A judge has said claims for compensation by those affected by the News of the World phone-hacking scandal should not be delayed by the ongoing criminal investigation.
Mr Justice Vos told London's High Court: "I am extremely unattracted to the idea of putting back the determination of these civil cases pending criminal proceedings which have not yet even resulted in charges."
The police inquiry could take a very long time while the civil cases could be ready for trial by the end of this year, he told a courtroom packed with media, lawyers for about 20 claimants, and one alleged victim - former MP George Galloway.
Directing that documents relating to the civil proceedings should not be filed with the court in the usual way or open to inspection, the judge said it was of fundamental importance to avoid prejudice to the criminal proceedings.
He said it would be best to limit the civil action by having four test cases - possibly actress Sienna Miller, interior designer Kelly Hoppen, commentator Andy Gray and sports agent Sky Andrew - as these were well-advanced and covered a range of issues and levels of damage.
The main issue was not whether there was a conspiracy, which News Group denied, admitting only isolated incidents, but about whether there was interception, how much, what was done with the information and what damage was suffered. The judge said: "Otherwise we will be going on forever. Some people may want to, but I don't."
He added: "At the bottom of all this is a claim for damages and the most important thing for the claimants is to have a guide as to what damages they may be entitled."
Friday's day-long hearing follows a series of recent rulings over the disclosure of information by the Metropolitan Police and Vodafone relating to material forfeited by private detective Glenn Mulcaire who, with News of the World reporter Clive Goodman, was jailed over royal phone taps in 2007, and data from other mobile phone users. At the end of last week, eight claimants - including Ms Miller and former culture secretary Tessa Jowell - received apologies from the newspaper.
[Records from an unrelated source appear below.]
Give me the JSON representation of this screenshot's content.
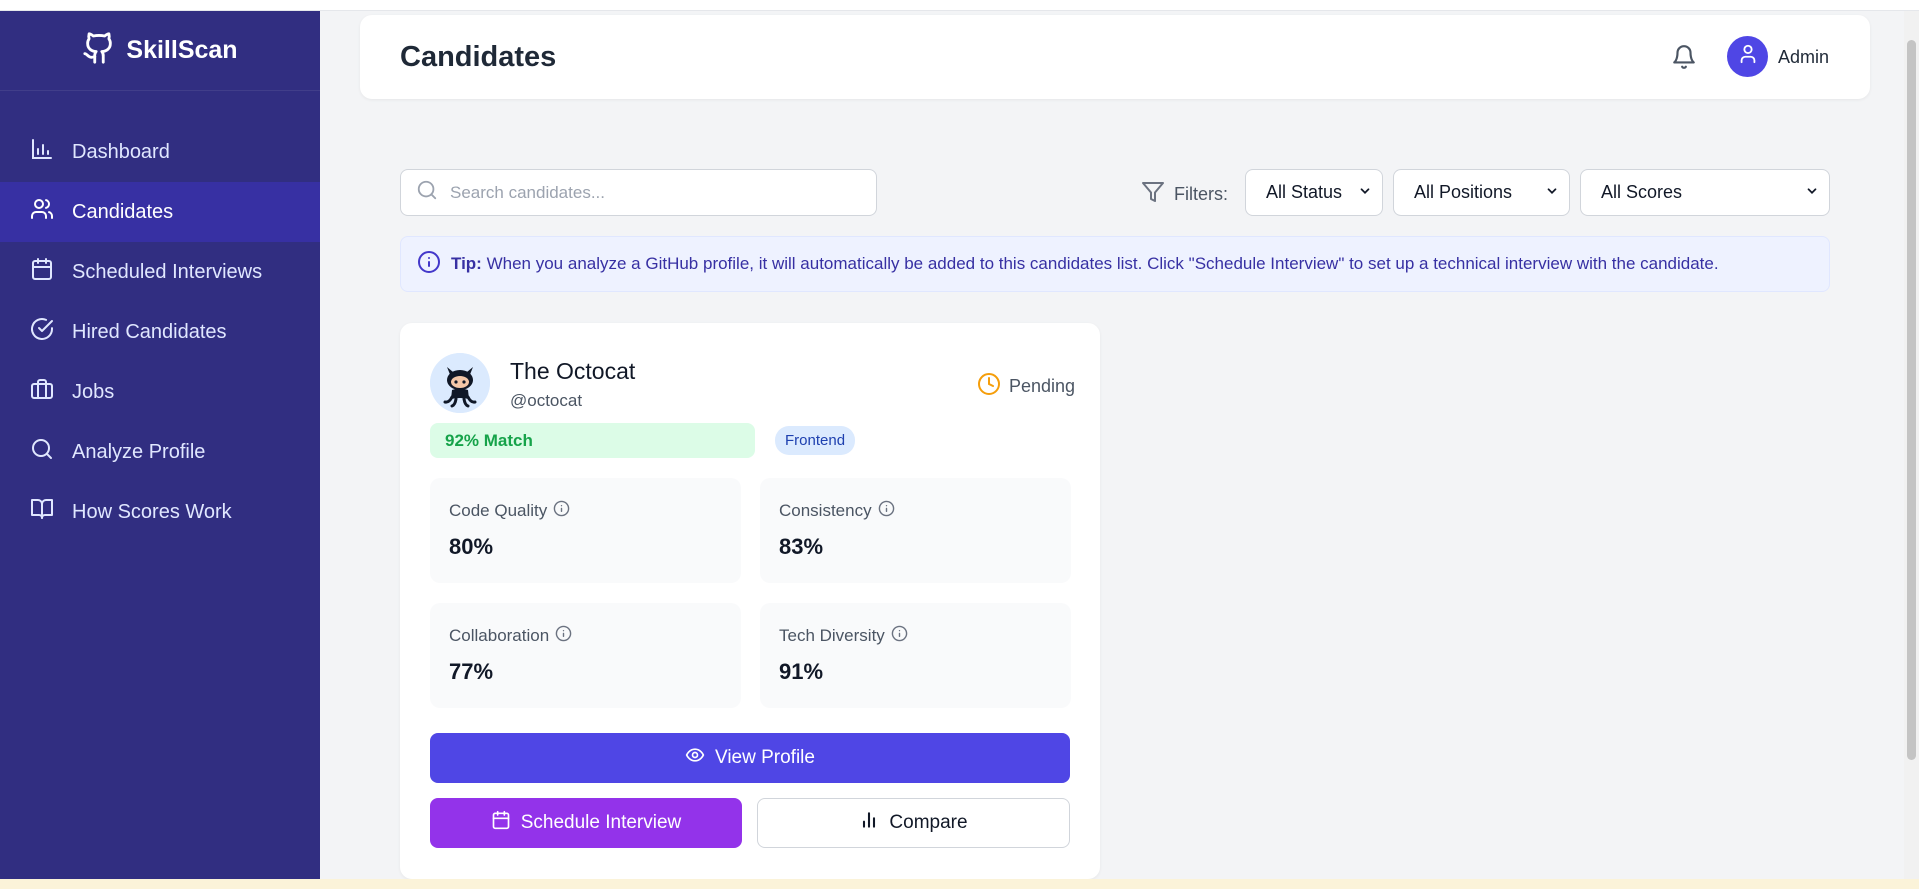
{
  "brand": {
    "name": "SkillScan"
  },
  "sidebar": {
    "items": [
      {
        "label": "Dashboard",
        "icon": "bar-chart-icon",
        "active": false
      },
      {
        "label": "Candidates",
        "icon": "users-icon",
        "active": true
      },
      {
        "label": "Scheduled Interviews",
        "icon": "calendar-icon",
        "active": false
      },
      {
        "label": "Hired Candidates",
        "icon": "check-circle-icon",
        "active": false
      },
      {
        "label": "Jobs",
        "icon": "briefcase-icon",
        "active": false
      },
      {
        "label": "Analyze Profile",
        "icon": "search-icon",
        "active": false
      },
      {
        "label": "How Scores Work",
        "icon": "book-icon",
        "active": false
      }
    ]
  },
  "header": {
    "title": "Candidates",
    "user_label": "Admin"
  },
  "toolbar": {
    "search_placeholder": "Search candidates...",
    "filters_label": "Filters:",
    "status_select": "All Status",
    "positions_select": "All Positions",
    "scores_select": "All Scores"
  },
  "tip": {
    "label": "Tip:",
    "text": "When you analyze a GitHub profile, it will automatically be added to this candidates list. Click \"Schedule Interview\" to set up a technical interview with the candidate."
  },
  "candidate": {
    "name": "The Octocat",
    "handle": "@octocat",
    "status": "Pending",
    "match": "92% Match",
    "tag": "Frontend",
    "metrics": [
      {
        "label": "Code Quality",
        "value": "80%"
      },
      {
        "label": "Consistency",
        "value": "83%"
      },
      {
        "label": "Collaboration",
        "value": "77%"
      },
      {
        "label": "Tech Diversity",
        "value": "91%"
      }
    ],
    "view_label": "View Profile",
    "schedule_label": "Schedule Interview",
    "compare_label": "Compare"
  },
  "colors": {
    "sidebar_bg": "#312e81",
    "sidebar_active": "#3730a3",
    "primary": "#4f46e5",
    "schedule": "#9333ea",
    "match_bg": "#dcfce7",
    "match_text": "#16a34a",
    "pending": "#f59e0b"
  }
}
An estimated £20 million has been set aside for payouts. But Hugh Tomlinson QC, who represents a number of claimants including Ms Miller, told the judge that the case was not just about damages. He said it was "important to bear in mind" that "private information, sometimes very private information, has been obtained, or so they infer from the documents".
It is understood that actor Jude Law, who was previously in a relationship with Ms Miller, is also to take legal action against the paper.